We should always care about your clients as people. Having that personal connection with your clients is one of the most enjoyable parts of being a beauty therapist. And part of being a professional is acting friendly and courteous to clients, asking about their children or grandchildren, swapping stories about vacations, or enquiring about their pets.
I always try to keep my “professional face” and not share extremely personal things. However, I must confess my sins: My clients do know that I am in a relationship, have two fur babies, and that I am originally from South Africa. But this is where I draw the line; after these personal titbits, I quickly turn the conversation back on them and ask about their lives and their interests. This puts them at ease and helps them feel like part of the conversation rather than a captive audience. This also helps you to get to know your client a little better so that you can remember & acknowledge important events and dates in her life. For example you can ask about her sick cat or new job when you next see her. I consider this being friendly.
Developing a friendship is a whole different story.
So, there is friendly, and then there is friendship. Friendly clients are those who follow you on Facebook, twitter or your personal blogs and comment when they have something to contribute to the conversation. Being friendly is a client who sends a quick email just to see how you're doing rather than to make an appointment.
On the other hand, friendship involves hanging out on the weekends and discussing personal and relationship issues and maybe inviting a client for drinks or dinner after work.
So what's the problem you may ask? We constantly hear that we build solid businesses through building relationships with clients.
The problem is that combining friendship with a business relationship limits your business prosperity. If a friend cancels her appointment with you at the last minute, will you charge her for that missed appointment? No! This is because friends treat you like a friend, not a professional person, which is what you are - and you'll treat them as a friend rather than a client in return. So even when a friendly professional relationship turns into a genuine friendship with a client – which often happens, you need to consider business first and friends second. Always remember to “do what is good for business”, because it is the business success & longevity that will provide you with an income so you can continue to do what you love.
No matter what your opinion is on the importance of professional friendships and business, one rule is clear: you should never be friends with a client as a tool to grow your business. Friendship should come from genuine feelings and caring. In any case, it will remain a one-way friendship if you use it to manipulate your earnings. Remember, your client is smart. Just like a bad set of false eyelashes, it's obvious when it's fake.

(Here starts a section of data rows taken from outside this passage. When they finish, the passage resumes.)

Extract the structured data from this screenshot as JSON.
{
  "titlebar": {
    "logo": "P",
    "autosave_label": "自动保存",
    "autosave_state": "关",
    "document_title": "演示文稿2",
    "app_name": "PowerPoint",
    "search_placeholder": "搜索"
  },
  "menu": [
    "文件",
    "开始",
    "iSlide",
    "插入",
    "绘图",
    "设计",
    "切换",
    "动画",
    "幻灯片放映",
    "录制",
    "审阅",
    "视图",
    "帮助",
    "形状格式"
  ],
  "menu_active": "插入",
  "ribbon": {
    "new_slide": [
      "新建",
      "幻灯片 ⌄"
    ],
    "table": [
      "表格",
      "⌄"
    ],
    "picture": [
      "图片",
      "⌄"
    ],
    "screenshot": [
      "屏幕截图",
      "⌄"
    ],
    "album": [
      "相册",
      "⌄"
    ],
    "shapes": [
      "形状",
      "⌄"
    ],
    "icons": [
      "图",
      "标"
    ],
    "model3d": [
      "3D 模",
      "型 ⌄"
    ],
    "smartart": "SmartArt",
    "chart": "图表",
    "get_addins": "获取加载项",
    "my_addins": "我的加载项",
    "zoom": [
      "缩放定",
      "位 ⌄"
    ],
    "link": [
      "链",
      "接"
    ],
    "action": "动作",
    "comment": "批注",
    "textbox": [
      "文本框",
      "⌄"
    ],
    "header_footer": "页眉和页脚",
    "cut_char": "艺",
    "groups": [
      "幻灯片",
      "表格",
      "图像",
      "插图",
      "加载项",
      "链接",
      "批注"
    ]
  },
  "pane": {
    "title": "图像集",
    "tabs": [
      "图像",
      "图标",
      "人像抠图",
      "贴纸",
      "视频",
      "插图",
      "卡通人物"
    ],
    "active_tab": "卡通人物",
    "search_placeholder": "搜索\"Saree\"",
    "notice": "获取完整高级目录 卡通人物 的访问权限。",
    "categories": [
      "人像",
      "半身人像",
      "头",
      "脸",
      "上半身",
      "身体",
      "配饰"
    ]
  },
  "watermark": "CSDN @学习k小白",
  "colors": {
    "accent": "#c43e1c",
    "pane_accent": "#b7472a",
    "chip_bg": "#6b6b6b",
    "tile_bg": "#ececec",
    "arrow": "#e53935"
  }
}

This works the other way, too: Be aware that if every time you hear from a client they are asking for a favour or for you to so something extra for no extra cost. That relationship is also not authentic and not a true friendship. True relationships are built on mutual respect and reciprocation.
In the end, maintaining a professional friendship can be like navigating a minefield. But as long as there is a complete understanding between you and your client of when to be professional and when to be friends, it can be navigated - with no surprise explosions along the way!
Here are five guidelines to that will allow you to keep your boundaries intact without distancing yourself so much from clients as to lose the warmth of service that you’re attempting to provide:
- Remember at all times, you are a professional and this is your workplace.
Keep the conversation focused on the client.
Keep your attention on your client. Ask questions and let her talk away while you work. Be time conscious. Try to keep the content of the conversation clean. Do not ask overly personal questions or inappropriate questions. Keep in mind that often others in the clinic can hear your conversation, so you don’t want to put your client in an awkward situation. Do not share your problems! Nobody wants to hear them at work - least of all your clients! Keep your conversation positive and light.
- You are not your client's friend.
- Don't talk about other clients, ever.
- Don't get caught up in the drama.